Others write times using no space before AM or PM.
For the top of the hour, some write 9:00 PM, whereas others drop the :00 and write 9 PM (or 9 p.m., 9pm, etc.).
Rule 4b. Using numerals for the time of day has become widely accepted.
The flight leaves at 6:22 a.m.
Please arrive by 12:30 sharp.
However, some writers prefer to spell out the time, particularly when using o'clock.
She takes the four thirty-five train.
The baby wakes up at five o'clock in the morning.
Rule 5. Mixed fractions are often expressed in figures unless they begin a sentence.
We expect a 5 1/2 percent wage increase.
Five and one-half percent was the expected wage increase.
Rule 6. The simplest way to express large numbers is usually best.
Example:twenty-three hundred (simpler than two thousand three hundred)
Large round numbers are often spelled out, but be consistent within a sentence.
Consistent:You can earn from one million to five million dollars.
Inconsistent:You can earn from one million dollars to 5 million dollars.
Inconsistent:You can earn from $1 million to five million dollars.
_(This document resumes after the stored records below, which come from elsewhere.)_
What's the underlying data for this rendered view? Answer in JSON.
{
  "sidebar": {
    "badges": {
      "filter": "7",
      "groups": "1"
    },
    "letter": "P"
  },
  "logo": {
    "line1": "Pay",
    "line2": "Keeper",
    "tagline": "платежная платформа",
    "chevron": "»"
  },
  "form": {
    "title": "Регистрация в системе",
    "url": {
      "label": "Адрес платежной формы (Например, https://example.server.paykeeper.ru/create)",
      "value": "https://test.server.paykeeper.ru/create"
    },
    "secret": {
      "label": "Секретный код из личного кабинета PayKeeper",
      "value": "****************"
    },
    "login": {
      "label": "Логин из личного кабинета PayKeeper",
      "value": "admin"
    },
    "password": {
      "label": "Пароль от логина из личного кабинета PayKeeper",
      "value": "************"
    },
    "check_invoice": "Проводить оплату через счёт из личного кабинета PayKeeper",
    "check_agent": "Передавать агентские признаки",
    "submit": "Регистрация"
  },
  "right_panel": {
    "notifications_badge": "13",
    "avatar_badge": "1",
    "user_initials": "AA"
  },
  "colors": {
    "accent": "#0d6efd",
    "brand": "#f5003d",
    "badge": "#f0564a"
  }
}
Rule 7. Write decimals using figures. As a courtesy to readers, many writers put a zero in front of the decimal point.
The plant grew 0.79 inches last year.
The plant grew only 0.07 inches this year.
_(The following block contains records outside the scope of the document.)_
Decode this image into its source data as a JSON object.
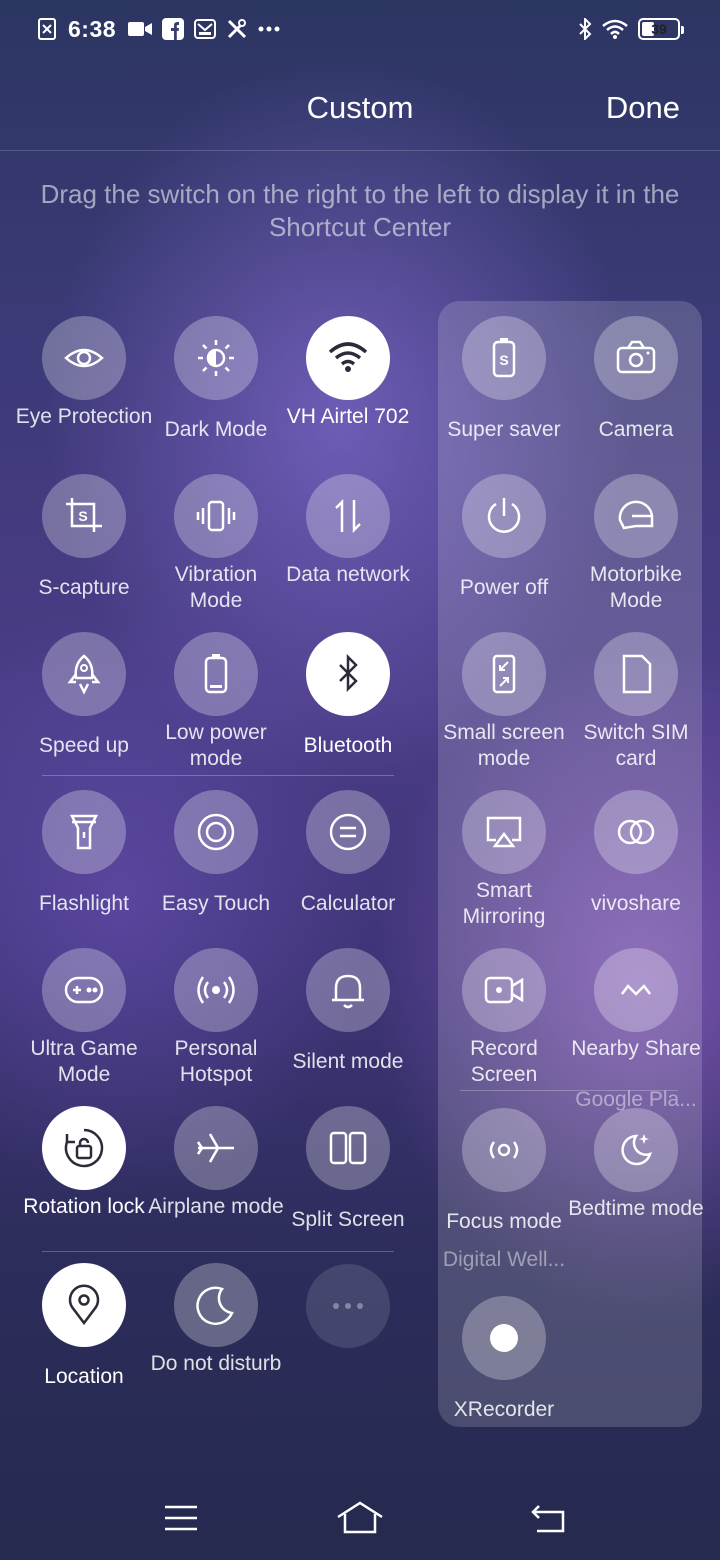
{
  "status_bar": {
    "time": "6:38",
    "battery": "39",
    "left_icons": [
      "screenshot-icon",
      "video-icon",
      "facebook-icon",
      "mail-icon",
      "tools-icon",
      "more-dots-icon"
    ],
    "right_icons": [
      "bluetooth-icon",
      "wifi-icon",
      "battery-icon"
    ]
  },
  "header": {
    "title": "Custom",
    "done_label": "Done",
    "instruction": "Drag the switch on the right to the left to display it in the Shortcut Center"
  },
  "left_tiles": [
    {
      "label": "Eye Protection",
      "icon": "eye-icon",
      "active": false
    },
    {
      "label": "Dark Mode",
      "icon": "dark-mode-icon",
      "active": false
    },
    {
      "label": "VH Airtel 702",
      "icon": "wifi-icon",
      "active": true
    },
    {
      "label": "S-capture",
      "icon": "s-capture-icon",
      "active": false
    },
    {
      "label": "Vibration Mode",
      "icon": "vibration-icon",
      "active": false
    },
    {
      "label": "Data network",
      "icon": "data-network-icon",
      "active": false
    },
    {
      "label": "Speed up",
      "icon": "rocket-icon",
      "active": false
    },
    {
      "label": "Low power mode",
      "icon": "battery-low-icon",
      "active": false
    },
    {
      "label": "Bluetooth",
      "icon": "bluetooth-icon",
      "active": true
    },
    {
      "label": "Flashlight",
      "icon": "flashlight-icon",
      "active": false
    },
    {
      "label": "Easy Touch",
      "icon": "easy-touch-icon",
      "active": false
    },
    {
      "label": "Calculator",
      "icon": "calculator-icon",
      "active": false
    },
    {
      "label": "Ultra Game Mode",
      "icon": "gamepad-icon",
      "active": false
    },
    {
      "label": "Personal Hotspot",
      "icon": "hotspot-icon",
      "active": false
    },
    {
      "label": "Silent mode",
      "icon": "bell-icon",
      "active": false
    },
    {
      "label": "Rotation lock",
      "icon": "rotation-lock-icon",
      "active": true
    },
    {
      "label": "Airplane mode",
      "icon": "airplane-icon",
      "active": false
    },
    {
      "label": "Split Screen",
      "icon": "split-screen-icon",
      "active": false
    },
    {
      "label": "Location",
      "icon": "location-icon",
      "active": true
    },
    {
      "label": "Do not disturb",
      "icon": "moon-icon",
      "active": false
    },
    {
      "label": "",
      "icon": "more-dots-icon",
      "active": false
    }
  ],
  "right_tiles": [
    {
      "label": "Super saver",
      "icon": "super-saver-icon",
      "sub": ""
    },
    {
      "label": "Camera",
      "icon": "camera-icon",
      "sub": ""
    },
    {
      "label": "Power off",
      "icon": "power-icon",
      "sub": ""
    },
    {
      "label": "Motorbike Mode",
      "icon": "helmet-icon",
      "sub": ""
    },
    {
      "label": "Small screen mode",
      "icon": "small-screen-icon",
      "sub": ""
    },
    {
      "label": "Switch SIM card",
      "icon": "sim-card-icon",
      "sub": ""
    },
    {
      "label": "Smart Mirroring",
      "icon": "screen-mirror-icon",
      "sub": ""
    },
    {
      "label": "vivoshare",
      "icon": "vivoshare-icon",
      "sub": ""
    },
    {
      "label": "Record Screen",
      "icon": "record-screen-icon",
      "sub": ""
    },
    {
      "label": "Nearby Share",
      "icon": "nearby-share-icon",
      "sub": "Google Pla..."
    },
    {
      "label": "Focus mode",
      "icon": "focus-mode-icon",
      "sub": "Digital Well..."
    },
    {
      "label": "Bedtime mode",
      "icon": "bedtime-icon",
      "sub": ""
    },
    {
      "label": "XRecorder",
      "icon": "xrecorder-icon",
      "sub": ""
    }
  ],
  "nav_bar": {
    "buttons": [
      "menu-icon",
      "home-icon",
      "back-icon"
    ]
  }
}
Rule 8a. When writing out a number of three or more digits, the word and is not necessary. However, use the word and to express any decimal points that may accompany these numbers.
one thousand one hundred fifty-four dollars
one thousand one hundred fifty-four dollars and sixty-one cents
Simpler:eleven hundred fifty-four dollars and sixty-one cents
Rule 8b. When writing out numbers above 999, do not use commas.
Incorrect: one thousand, one hundred fifty-four dollars, and sixty-one cents
Correct: one thousand one hundred fifty-four dollars and sixty-one cents
Rule 9. The following examples are typical when using figures to express dates.
the 30th of June, 1934
June 30, 1934 (no -th necessary)
Rule 10. When spelling out decades, do not capitalize them.
Example:During the eighties and nineties, the U.S. economy grew.
Rule 11. When expressing decades using figures, it is simpler to put an apostrophe before the incomplete numeral and no apostrophe between the number and the s.
Example:During the '80s and '90s, the U.S. economy grew.
Some writers place an apostrophe after the number:
Example:During the 80's and 90's, the U.S. economy grew.
Awkward:During the '80's and '90's, the U.S. economy grew.
Rule 12. You may also express decades in complete numerals. Again, it is cleaner to avoid an apostrophe between the year and the s.
Example:During the 1980s and 1990s, the U.S. economy grew.